Media Smart is a media literacy programme for 7-16-year-olds. They produce free educational materials for schools, youth organisations and guardians. The resources are created by specialists using real examples of advertising campaigns to teach core media literacy skills.
The event which took place in May was to raise awareness on a variety of issues facing young people today.
Guests were welcomed by MP Andrew Bowie who expressed the significance of integrating media literacy into classrooms.
‘Media literacy is a vital part of child education and much greater support and guidance is needed in this area’.

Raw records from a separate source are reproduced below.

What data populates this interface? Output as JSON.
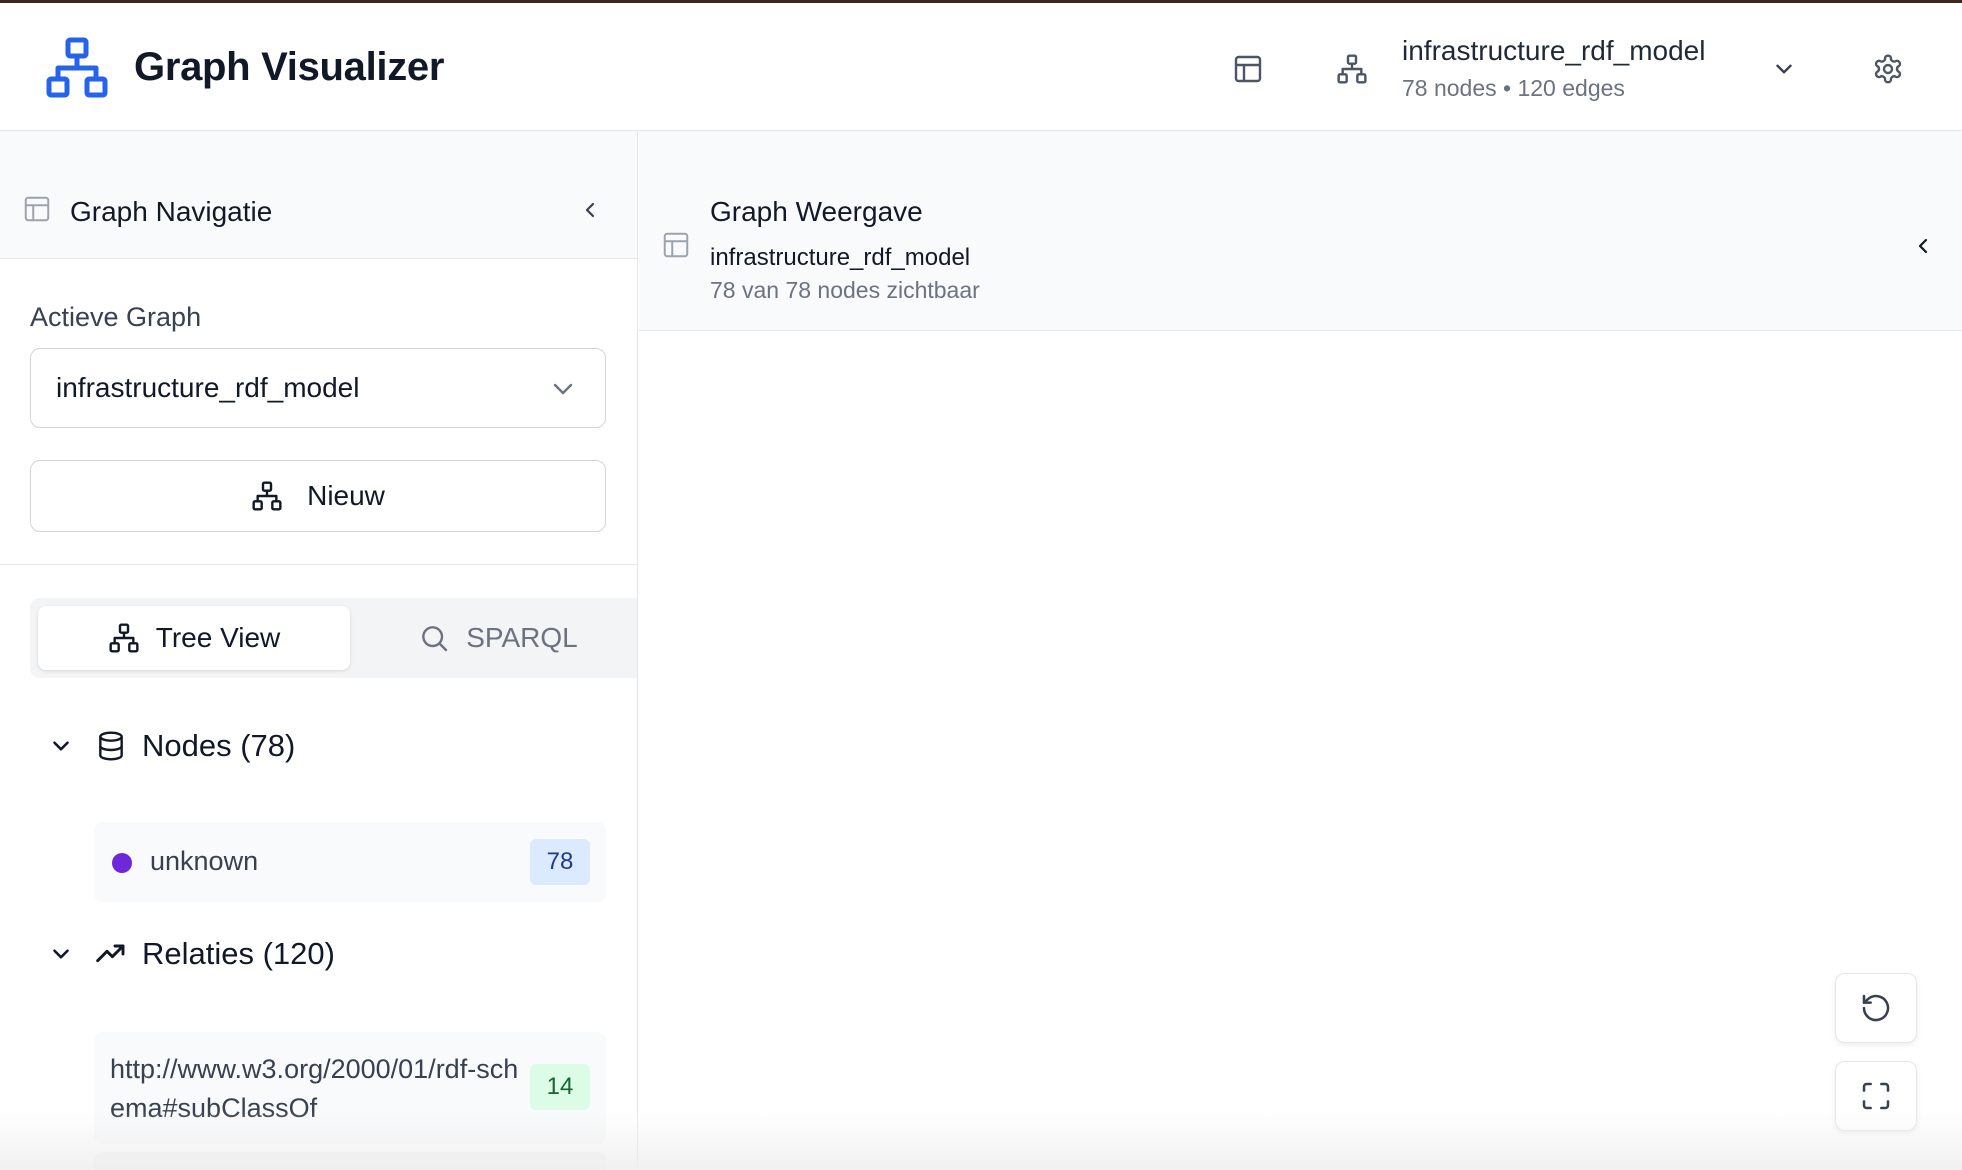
{
  "header": {
    "app_title": "Graph Visualizer",
    "graph_name": "infrastructure_rdf_model",
    "graph_stats": "78 nodes • 120 edges"
  },
  "sidebar": {
    "title": "Graph Navigatie",
    "active_graph_label": "Actieve Graph",
    "active_graph_value": "infrastructure_rdf_model",
    "new_button_label": "Nieuw",
    "tabs": [
      {
        "label": "Tree View",
        "active": true
      },
      {
        "label": "SPARQL",
        "active": false
      }
    ],
    "nodes_section": {
      "title": "Nodes (78)",
      "items": [
        {
          "label": "unknown",
          "count": "78",
          "color": "#6d28d9"
        }
      ]
    },
    "relations_section": {
      "title": "Relaties (120)",
      "items": [
        {
          "label": "http://www.w3.org/2000/01/rdf-schema#subClassOf",
          "count": "14"
        }
      ]
    }
  },
  "main": {
    "title": "Graph Weergave",
    "graph_name": "infrastructure_rdf_model",
    "visible_text": "78 van 78 nodes zichtbaar"
  },
  "colors": {
    "accent": "#2563eb",
    "node_badge_bg": "#dbeafe",
    "relation_badge_bg": "#dcfce7"
  }
}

The short film, Boys Biggest Conversation, featured Dr Ranj Singh visiting two boys’ schools. One in London and the other in Kilmarnock. There he asked the young men a variety of questions about body image, mental health and the role social media plays in both.
Dr Ranj Singh explained that both boys and girls are now feeling pressure to look a certain way and this can have very serious consequences such as anxiety, depression and even eating disorders.

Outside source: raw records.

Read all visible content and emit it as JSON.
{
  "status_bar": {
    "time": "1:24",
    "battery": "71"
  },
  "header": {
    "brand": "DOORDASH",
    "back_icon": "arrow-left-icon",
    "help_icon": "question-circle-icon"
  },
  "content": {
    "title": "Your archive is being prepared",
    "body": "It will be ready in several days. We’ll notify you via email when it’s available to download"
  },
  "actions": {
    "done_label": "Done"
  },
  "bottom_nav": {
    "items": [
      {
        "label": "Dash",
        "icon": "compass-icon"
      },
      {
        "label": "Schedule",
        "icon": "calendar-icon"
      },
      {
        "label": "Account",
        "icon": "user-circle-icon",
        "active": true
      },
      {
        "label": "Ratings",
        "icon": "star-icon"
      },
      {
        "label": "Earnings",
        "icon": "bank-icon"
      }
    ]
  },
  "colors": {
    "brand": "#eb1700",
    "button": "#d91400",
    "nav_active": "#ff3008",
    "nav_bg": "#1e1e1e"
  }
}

Child psychologist, Emma Kenny, says celeb culture is partly to blame.
‘Young men are growing up thinking I have to look this way, I have to do these things to be successful’.
The film co-produced by Media Smart and partner First News, also showed how photoshop is used to create an ‘ideal’ body type to the point where the subject is ‘virtually unrecognisable’.
The Head of Education at First News, Nicolette Smallshaw, spoke about how important organisations like Media Smart and Shout Out UK are.
‘Teachers and schools are under immense pressure, so providing them with resources and tools to navigate digital and media literacy like Media Smart resources and films are a huge help to them’.
Shout out UK offers various resources to teach children vital skills for navigating the web. Using newspapers and social media they demonstrate how media can be biased and look at persuasive language, headlines, choice of images, choice of stories, choice of people to quote, etc.
Shout Out UK also recently ran a series of workshops in association with the US Embassy (in Birmingham, Newcastle and Belfast) called ‘Media Minded’.
These workshops highlighted the importance of checking that your news sources are reliable and how to do that.
After the film screening, a panel was invited to answer questions on the subject from the Chair of Media Smart, Mark Lund.
Anne Longfield, Children’s Commissioner of England was among those being questioned. She thought education was the key to approaching this issue.
‘Schools do have a responsibility; the issue needs to be addressed there and at home.
‘There needs to be a formal slot in the curriculum. Perhaps in PSHE, there is an opportunity there. They must be approached by the school as one unit’.
Ali Jeremy is Director of Communications at the NSPCC, she spoke about the children calling up ChildLine, a freephone helpline designed to aid children through any issues they may be facing.
‘Girls are four times more likely to call in than boys and are eight times as likely to call about body image.
‘There is a stigma to man up and boys find it difficult to speak about this issue’.
She also spoke about the dangerous repercussions this can have.
‘Body issues can lead to low self-esteem which can cause depression and ultimately isolation.
‘We need to change the perception that men need to be strong’.
Craig Donaghy was representing child safety app, Popjam. The company also provides tips and advice to parents, guardians and teachers about how to keep their children safe online and safeguarding techniques.
He said discussing the topic can be daunting for adults when they feel their children are more knowledgeable than themselves.
‘Pupils and children can know more about technology. In order to give advice and feel authoritative they need to keep talking about it.
‘Constant dialogues and staying involved at home and in schools about tech is essential.
‘It is important to provide safe ways to navigate content’.
Chair Mark Lund closed the event by pointing out the importance of engaging young people on this topic and encouraged those in attendance to take the work forward beyond the occasion.
‘Our resources are reaching half a million children. We want to create more resources and reach more children’.